One thing about the military and that is you can count on a manual or a Standard Operating Procedure (SOP) for just about anything. Whether it’s marching or filling out a form, there’s sure to be a document around to tell you how to do it.
So – why does it often make sense not to even open the book?
I’m on assignment where we are simulating the staff of a MG that has been hastily assembled in response to a crisis in a foreign country. As usual, I’m the IO SME and the task of establishing the nature of the MISO task force falls to me.
My starting point was the probable rank of the Task Force (TF) CDR and a SWAG (Scientific Wild Ass Guess) as to the comparable size of the MISO unit.
Having had many years of dealing with real and notional Task Forces as well as a perspective on their size and leadership through the years, my gut feel is pretty good and, as it turns out, backed up by doctrine as well.
Over the years I’ve learned some valuable lessons. One of those is that success on a staff may be due in part to your ability to gain access to the right meetings and working groups and to be able to hold your own in these groups. Sending an exceptionally talented officer who is too junior in rank might work in the commercial sector, but not in a senior headquarters.

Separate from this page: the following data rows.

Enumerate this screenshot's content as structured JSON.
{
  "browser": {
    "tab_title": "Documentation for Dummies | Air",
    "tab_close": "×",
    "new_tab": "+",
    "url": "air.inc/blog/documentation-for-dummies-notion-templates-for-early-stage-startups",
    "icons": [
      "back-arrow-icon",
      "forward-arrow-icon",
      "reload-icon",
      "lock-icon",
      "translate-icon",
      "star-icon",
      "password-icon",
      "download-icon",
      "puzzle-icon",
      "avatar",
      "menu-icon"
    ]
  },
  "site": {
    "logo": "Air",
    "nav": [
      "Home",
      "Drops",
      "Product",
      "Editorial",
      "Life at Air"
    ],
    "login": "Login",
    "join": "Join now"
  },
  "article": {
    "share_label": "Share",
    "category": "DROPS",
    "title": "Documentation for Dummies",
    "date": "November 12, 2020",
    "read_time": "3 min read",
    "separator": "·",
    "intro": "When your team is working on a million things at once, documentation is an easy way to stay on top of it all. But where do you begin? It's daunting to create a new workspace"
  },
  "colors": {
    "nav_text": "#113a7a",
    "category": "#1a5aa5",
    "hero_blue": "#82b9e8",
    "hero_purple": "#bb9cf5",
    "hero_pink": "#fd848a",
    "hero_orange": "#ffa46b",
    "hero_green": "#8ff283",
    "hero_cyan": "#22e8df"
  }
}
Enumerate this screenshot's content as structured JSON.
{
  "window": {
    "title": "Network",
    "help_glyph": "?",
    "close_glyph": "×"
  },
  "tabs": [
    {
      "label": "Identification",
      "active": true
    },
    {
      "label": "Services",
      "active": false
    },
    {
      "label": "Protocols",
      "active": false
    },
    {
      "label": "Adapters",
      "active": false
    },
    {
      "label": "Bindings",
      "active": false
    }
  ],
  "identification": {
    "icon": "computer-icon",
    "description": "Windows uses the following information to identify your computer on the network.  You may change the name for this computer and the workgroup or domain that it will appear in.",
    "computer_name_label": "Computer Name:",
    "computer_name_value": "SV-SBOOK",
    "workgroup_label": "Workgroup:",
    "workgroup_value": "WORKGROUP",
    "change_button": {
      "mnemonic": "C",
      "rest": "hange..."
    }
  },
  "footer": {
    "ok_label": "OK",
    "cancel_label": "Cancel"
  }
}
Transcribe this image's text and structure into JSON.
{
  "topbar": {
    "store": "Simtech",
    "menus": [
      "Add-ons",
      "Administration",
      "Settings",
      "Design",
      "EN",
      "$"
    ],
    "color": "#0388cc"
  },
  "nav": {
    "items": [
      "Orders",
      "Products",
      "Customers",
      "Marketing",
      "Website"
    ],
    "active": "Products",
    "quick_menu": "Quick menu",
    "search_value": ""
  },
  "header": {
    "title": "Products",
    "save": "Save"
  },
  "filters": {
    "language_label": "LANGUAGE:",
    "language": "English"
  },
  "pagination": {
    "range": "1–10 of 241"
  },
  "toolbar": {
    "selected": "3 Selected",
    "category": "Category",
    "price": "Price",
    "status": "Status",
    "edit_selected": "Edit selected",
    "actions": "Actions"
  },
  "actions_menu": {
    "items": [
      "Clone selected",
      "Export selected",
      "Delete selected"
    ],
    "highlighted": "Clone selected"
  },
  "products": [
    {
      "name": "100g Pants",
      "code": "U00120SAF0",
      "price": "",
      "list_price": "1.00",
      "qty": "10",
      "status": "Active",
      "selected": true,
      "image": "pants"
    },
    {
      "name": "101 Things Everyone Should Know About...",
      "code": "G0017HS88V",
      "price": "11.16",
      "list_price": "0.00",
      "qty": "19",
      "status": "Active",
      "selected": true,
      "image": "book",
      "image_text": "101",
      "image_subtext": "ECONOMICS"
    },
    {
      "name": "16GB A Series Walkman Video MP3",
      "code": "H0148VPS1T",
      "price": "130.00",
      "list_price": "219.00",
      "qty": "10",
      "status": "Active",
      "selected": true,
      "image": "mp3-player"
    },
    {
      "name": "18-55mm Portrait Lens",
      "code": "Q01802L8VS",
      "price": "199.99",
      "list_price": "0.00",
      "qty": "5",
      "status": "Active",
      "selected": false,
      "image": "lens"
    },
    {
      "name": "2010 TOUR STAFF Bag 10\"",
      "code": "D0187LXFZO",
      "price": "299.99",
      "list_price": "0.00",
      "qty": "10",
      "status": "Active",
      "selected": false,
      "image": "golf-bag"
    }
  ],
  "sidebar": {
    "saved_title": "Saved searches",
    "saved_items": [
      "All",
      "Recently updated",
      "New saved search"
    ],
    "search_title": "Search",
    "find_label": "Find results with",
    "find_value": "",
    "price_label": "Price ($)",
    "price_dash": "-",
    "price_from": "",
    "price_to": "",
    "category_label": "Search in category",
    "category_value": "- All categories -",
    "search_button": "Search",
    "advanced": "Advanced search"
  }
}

I recall that my boss in Bosnia was an 06, while I was a humble 05. He felt that access to the GOs was so critical to the ultimate success of the unit that he insisted on billeting with them at the NATO HQ while I was ‘with the troops’ on the other end of town.
Turns out that he was right as some battles where just to get in and see the right person to able to state your case. Access was very much based on rank rather than competence.
Reader input is encouraged.